The book provides an extensive analysis and critical examination of the British Raj in India, highlighting the inhumane acts committed by the corporate leaders of the British East India Company and the post-1857 mutiny in which the British monarchy took over and continued the tradition. The book also focuses on the War of Independence (1857) and its aftermath, a major turning point in history. The author also gives his views and perspective on the reasons that led to the rebellion and its aftermath. The author raises the issue of the long-lasting impact of British rule on South Asia and the remnants of British traditions and rules that are still present in the current structure of the nations that were once part of the British Empire. The author not only focuses on the history of the Indian subcontinent but also highlights the complexities and the permanent scars caused by the British Raj that are still present in the current South Asian region. The book calls for the readers to have a deeper understanding of colonial history and how it is affecting the region to this very day. The author, in a way, wants the acknowledgment of the Western world, particularly the British Monarchy, to admit their past colonial atrocities in order to achieve true reconciliation between the British Monarchy and the nations of South Asia.
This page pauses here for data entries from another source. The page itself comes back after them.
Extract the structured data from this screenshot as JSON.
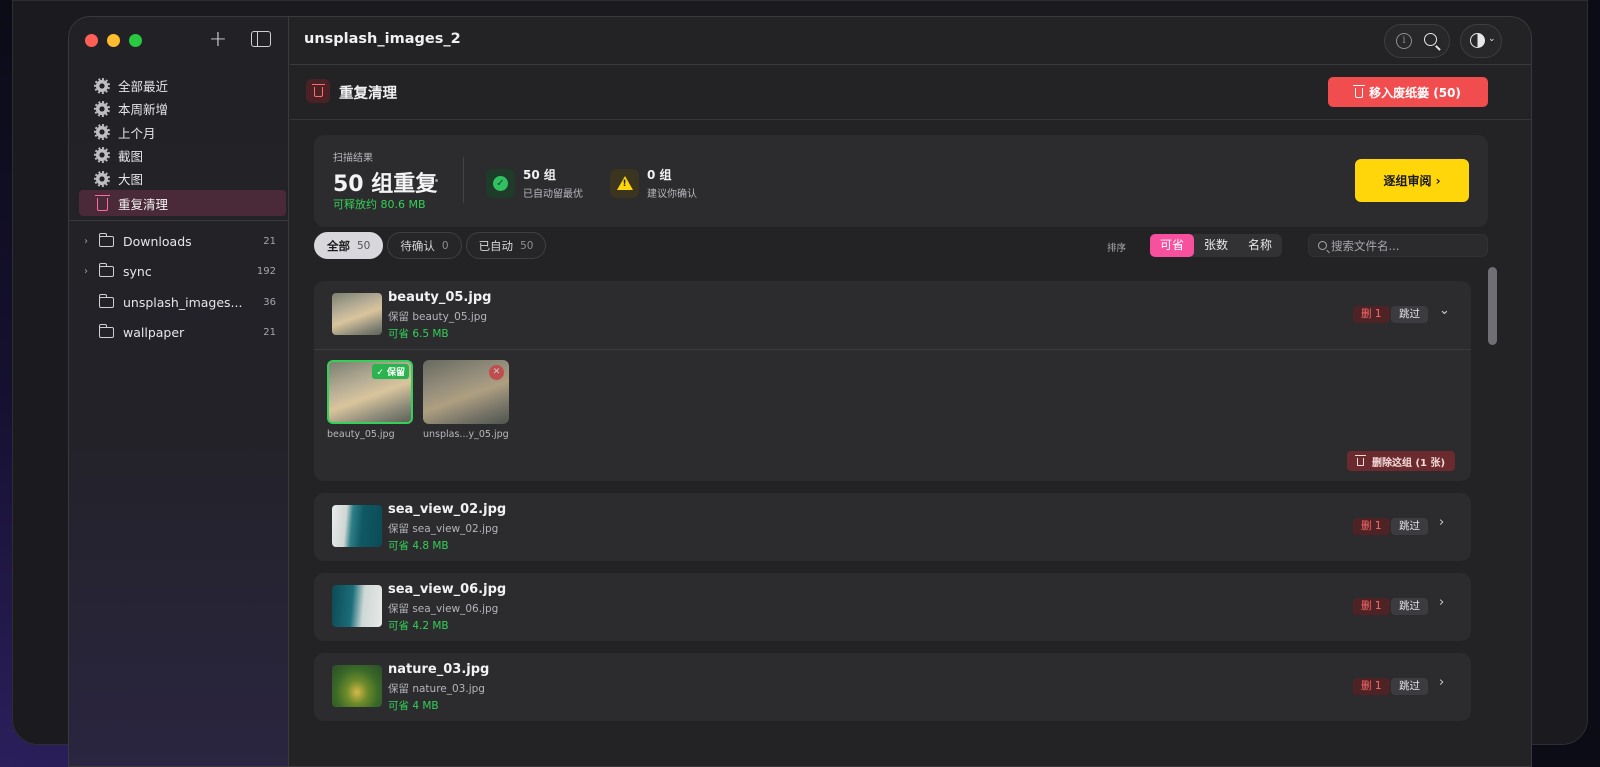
{
  "window": {
    "title": "unsplash_images_2"
  },
  "sidebar": {
    "nav": [
      {
        "label": "全部最近",
        "icon": "gear-icon"
      },
      {
        "label": "本周新增",
        "icon": "gear-icon"
      },
      {
        "label": "上个月",
        "icon": "gear-icon"
      },
      {
        "label": "截图",
        "icon": "gear-icon"
      },
      {
        "label": "大图",
        "icon": "gear-icon"
      },
      {
        "label": "重复清理",
        "icon": "trash-icon",
        "active": true
      }
    ],
    "folders": [
      {
        "name": "Downloads",
        "count": "21",
        "expandable": true
      },
      {
        "name": "sync",
        "count": "192",
        "expandable": true
      },
      {
        "name": "unsplash_images...",
        "count": "36",
        "expandable": false
      },
      {
        "name": "wallpaper",
        "count": "21",
        "expandable": false
      }
    ]
  },
  "header": {
    "title": "重复清理",
    "move_button": "移入废纸篓 (50)"
  },
  "scan": {
    "label": "扫描结果",
    "headline": "50 组重复",
    "savings": "可释放约 80.6 MB",
    "auto_value": "50 组",
    "auto_desc": "已自动留最优",
    "confirm_value": "0 组",
    "confirm_desc": "建议你确认",
    "review_button": "逐组审阅 ›"
  },
  "filters": [
    {
      "label": "全部",
      "count": "50",
      "active": true
    },
    {
      "label": "待确认",
      "count": "0",
      "active": false
    },
    {
      "label": "已自动",
      "count": "50",
      "active": false
    }
  ],
  "sort": {
    "label": "排序",
    "options": [
      "可省",
      "张数",
      "名称"
    ],
    "active": "可省"
  },
  "search": {
    "placeholder": "搜索文件名..."
  },
  "groups": [
    {
      "name": "beauty_05.jpg",
      "keep": "保留 beauty_05.jpg",
      "save": "可省 6.5 MB",
      "del": "删 1",
      "skip": "跳过",
      "expanded": true,
      "tiles": [
        {
          "caption": "beauty_05.jpg",
          "badge": "✓ 保留"
        },
        {
          "caption": "unsplas...y_05.jpg",
          "badge": "✕"
        }
      ],
      "delete_group": "删除这组 (1 张)"
    },
    {
      "name": "sea_view_02.jpg",
      "keep": "保留 sea_view_02.jpg",
      "save": "可省 4.8 MB",
      "del": "删 1",
      "skip": "跳过"
    },
    {
      "name": "sea_view_06.jpg",
      "keep": "保留 sea_view_06.jpg",
      "save": "可省 4.2 MB",
      "del": "删 1",
      "skip": "跳过"
    },
    {
      "name": "nature_03.jpg",
      "keep": "保留 nature_03.jpg",
      "save": "可省 4 MB",
      "del": "删 1",
      "skip": "跳过"
    }
  ],
  "colors": {
    "accent_pink": "#f7509f",
    "danger": "#f14d4f",
    "success": "#34d058",
    "warning": "#ffd60a"
  }
}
In the end, the work of Dr. Shashi Tharoor provides an extensive examination of the colonial world and its dark secrets, which still haunt us to this day. The author provides the readers with a persuasive exploration of the dark times of South Asia rather than a simple history lecture, allows the people of the current South Asian region to explore their hidden scars caused by the British Monarchy, and also reminds the current British Monarchy of their forgotten colonial crimes that are needed to be addressed by the current monarchy in order to achieve true reconciliation between Britain and the current generation of the Subcontinent. The book is a vital read for anyone trying to understand the colonial history of the Subcontinent, especially the people of South Asia whose ancestors were exploited by the British Raj and how their exploitation affected the current generation of the Subcontinent.